Prof Steve Beaumont, VP Research & Enterprise, commented: “The University is very pleased that research carried out on our internationally renowned Faculty of Veterinary Medicine has led to a spinout that will assist in the diagnosis of diseases in animals. This substantial investment from IP Group in addition to earlier support from the Synergy Fund recognises the confidence we have in the future success of the business. As we expected our collaboration with IP Group has accelerated our spin-out process and we are delighted to announce the formation of a third company so soon after our partnership was launched.”
Prof David Eckersall, Director, ReactivLabs, said: “Establishing ReactivLab will allow the acute phase protein tests to become widely available so that instead of being restricted to our research programmes their full benefit in being able to detect even sub clinical disease in dogs and cats will be available to the pet owning community at large.”
Martin Shannon | alfa
Cascading use is also beneficial for wood

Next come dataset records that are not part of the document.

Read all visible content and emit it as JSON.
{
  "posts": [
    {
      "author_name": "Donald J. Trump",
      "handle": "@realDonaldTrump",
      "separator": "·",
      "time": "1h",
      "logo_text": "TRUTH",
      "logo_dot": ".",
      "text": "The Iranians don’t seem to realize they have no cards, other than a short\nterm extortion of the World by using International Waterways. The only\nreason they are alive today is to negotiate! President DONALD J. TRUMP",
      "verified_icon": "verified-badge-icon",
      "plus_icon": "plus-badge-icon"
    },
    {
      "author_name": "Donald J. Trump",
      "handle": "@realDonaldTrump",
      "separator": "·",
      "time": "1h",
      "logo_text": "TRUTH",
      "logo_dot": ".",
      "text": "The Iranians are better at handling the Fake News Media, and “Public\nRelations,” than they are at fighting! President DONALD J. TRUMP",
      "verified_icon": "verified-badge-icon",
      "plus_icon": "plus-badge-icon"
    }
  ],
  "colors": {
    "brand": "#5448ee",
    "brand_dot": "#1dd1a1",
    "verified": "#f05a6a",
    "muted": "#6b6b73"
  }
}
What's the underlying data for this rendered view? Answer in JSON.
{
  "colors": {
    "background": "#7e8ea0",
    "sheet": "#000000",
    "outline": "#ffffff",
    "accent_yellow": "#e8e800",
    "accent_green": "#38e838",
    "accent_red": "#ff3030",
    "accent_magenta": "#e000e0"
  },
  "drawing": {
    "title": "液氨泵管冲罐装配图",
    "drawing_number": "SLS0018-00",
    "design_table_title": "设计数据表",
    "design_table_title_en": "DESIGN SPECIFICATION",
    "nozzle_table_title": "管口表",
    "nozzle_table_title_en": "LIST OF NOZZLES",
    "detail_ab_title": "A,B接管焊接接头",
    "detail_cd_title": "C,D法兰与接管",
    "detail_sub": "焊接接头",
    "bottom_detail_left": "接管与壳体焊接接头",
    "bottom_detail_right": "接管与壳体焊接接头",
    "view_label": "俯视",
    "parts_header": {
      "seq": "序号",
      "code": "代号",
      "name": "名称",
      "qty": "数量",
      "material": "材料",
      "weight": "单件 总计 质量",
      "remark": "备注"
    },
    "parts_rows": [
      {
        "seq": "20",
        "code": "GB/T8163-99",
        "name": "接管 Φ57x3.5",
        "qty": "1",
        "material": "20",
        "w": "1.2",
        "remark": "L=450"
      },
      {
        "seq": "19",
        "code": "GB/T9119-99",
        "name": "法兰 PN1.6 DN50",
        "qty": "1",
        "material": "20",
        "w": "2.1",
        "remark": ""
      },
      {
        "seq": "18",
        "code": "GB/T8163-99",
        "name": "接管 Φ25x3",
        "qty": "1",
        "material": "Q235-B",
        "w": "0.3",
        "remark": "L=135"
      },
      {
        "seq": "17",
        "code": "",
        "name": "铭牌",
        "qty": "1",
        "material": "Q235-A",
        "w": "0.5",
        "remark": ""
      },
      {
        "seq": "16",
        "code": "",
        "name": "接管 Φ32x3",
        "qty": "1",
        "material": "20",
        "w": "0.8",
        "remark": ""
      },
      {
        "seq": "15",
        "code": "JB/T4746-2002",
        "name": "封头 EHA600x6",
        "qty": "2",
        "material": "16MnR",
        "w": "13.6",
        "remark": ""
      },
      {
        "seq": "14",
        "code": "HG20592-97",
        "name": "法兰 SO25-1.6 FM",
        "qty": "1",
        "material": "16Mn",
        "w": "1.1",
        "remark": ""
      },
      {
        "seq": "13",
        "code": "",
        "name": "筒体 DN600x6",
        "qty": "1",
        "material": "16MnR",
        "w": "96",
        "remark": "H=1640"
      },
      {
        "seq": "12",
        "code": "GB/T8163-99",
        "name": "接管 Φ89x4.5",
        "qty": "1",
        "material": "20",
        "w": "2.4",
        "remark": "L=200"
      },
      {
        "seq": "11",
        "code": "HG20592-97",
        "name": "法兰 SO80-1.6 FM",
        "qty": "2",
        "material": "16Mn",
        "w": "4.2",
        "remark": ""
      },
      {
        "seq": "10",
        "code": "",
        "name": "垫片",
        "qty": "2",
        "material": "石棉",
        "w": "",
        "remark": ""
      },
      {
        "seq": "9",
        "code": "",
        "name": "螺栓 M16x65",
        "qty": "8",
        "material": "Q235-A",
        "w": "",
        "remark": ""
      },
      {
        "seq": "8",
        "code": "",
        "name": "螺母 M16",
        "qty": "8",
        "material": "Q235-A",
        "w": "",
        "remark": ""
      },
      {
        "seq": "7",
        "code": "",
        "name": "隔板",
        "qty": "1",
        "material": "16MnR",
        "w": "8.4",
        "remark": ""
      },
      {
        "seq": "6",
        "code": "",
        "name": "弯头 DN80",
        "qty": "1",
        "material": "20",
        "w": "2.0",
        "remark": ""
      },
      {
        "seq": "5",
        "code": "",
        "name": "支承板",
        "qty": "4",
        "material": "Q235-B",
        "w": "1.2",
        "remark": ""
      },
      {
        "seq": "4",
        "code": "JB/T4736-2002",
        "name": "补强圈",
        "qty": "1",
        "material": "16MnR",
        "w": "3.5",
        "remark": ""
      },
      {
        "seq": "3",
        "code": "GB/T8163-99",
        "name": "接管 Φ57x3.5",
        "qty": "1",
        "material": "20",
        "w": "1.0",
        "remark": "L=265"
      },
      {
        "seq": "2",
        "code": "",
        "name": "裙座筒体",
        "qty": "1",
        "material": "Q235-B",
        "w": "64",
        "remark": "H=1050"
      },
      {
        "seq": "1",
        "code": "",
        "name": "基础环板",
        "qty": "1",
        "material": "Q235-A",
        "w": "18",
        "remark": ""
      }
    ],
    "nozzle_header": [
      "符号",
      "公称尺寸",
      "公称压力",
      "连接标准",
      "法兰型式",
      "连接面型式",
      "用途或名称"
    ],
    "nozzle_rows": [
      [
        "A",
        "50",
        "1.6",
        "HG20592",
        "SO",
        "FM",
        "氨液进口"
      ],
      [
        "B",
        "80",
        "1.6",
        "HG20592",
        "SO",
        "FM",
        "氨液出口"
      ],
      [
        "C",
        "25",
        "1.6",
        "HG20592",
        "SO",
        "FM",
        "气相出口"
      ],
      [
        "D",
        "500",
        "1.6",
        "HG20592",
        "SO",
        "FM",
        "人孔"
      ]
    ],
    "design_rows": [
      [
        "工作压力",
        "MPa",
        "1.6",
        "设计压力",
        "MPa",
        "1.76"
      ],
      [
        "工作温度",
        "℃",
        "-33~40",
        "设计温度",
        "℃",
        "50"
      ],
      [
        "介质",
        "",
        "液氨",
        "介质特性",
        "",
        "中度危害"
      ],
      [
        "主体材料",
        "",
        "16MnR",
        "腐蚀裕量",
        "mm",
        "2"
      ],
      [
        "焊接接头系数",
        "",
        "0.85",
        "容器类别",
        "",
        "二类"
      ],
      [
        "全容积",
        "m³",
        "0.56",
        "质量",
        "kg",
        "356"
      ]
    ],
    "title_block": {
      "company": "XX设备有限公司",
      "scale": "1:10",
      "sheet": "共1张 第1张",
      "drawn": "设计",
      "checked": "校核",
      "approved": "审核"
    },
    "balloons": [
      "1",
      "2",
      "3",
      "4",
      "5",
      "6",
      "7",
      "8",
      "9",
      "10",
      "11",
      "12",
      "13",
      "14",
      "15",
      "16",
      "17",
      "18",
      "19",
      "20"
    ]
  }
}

11.12.2017 | Technische Universität München
The future of crop engineering
08.12.2017 | Max-Planck-Institut für Biochemie
DNA molecules that follow specific instructions could offer more precise molecular control of synthetic chemical systems, a discovery that opens the door for engineers to create molecular machines with new and complex behaviors.
Researchers have created chemical amplifiers and a chemical oscillator using a systematic method that has the potential to embed sophisticated circuit...
MPQ scientists achieve long storage times for photonic quantum bits which break the lower bound for direct teleportation in a global quantum network.
Concerning the development of quantum memories for the realization of global quantum networks, scientists of the Quantum Dynamics Division led by Professor...
Researchers have developed a water cloaking concept based on electromagnetic forces that could eliminate an object's wake, greatly reducing its drag while...
Tiny pores at a cell's entryway act as miniature bouncers, letting in some electrically charged atoms--ions--but blocking others. Operating as exquisitely sensitive filters, these "ion channels" play a critical role in biological functions such as muscle contraction and the firing of brain cells.
To rapidly transport the right ions through the cell membrane, the tiny channels rely on a complex interplay between the ions and surrounding molecules,...
The miniaturization of the current technology of storage media is hindered by fundamental limits of quantum mechanics. A new approach consists in using so-called spin-crossover molecules as the smallest possible storage unit. Similar to normal hard drives, these special molecules can save information via their magnetic state. A research team from Kiel University has now managed to successfully place a new class of spin-crossover molecules onto a surface and to improve the molecule’s storage capacity. The storage density of conventional hard drives could therefore theoretically be increased by more than one hundred fold. The study has been published in the scientific journal Nano Letters.
Over the past few years, the building blocks of storage media have gotten ever smaller. But further miniaturization of the current technology is hindered by...
11.12.2017 | Event News
08.12.2017 | Event News
07.12.2017 | Event News
15.12.2017 | Power and Electrical Engineering
15.12.2017 | Materials Sciences
15.12.2017 | Life Sciences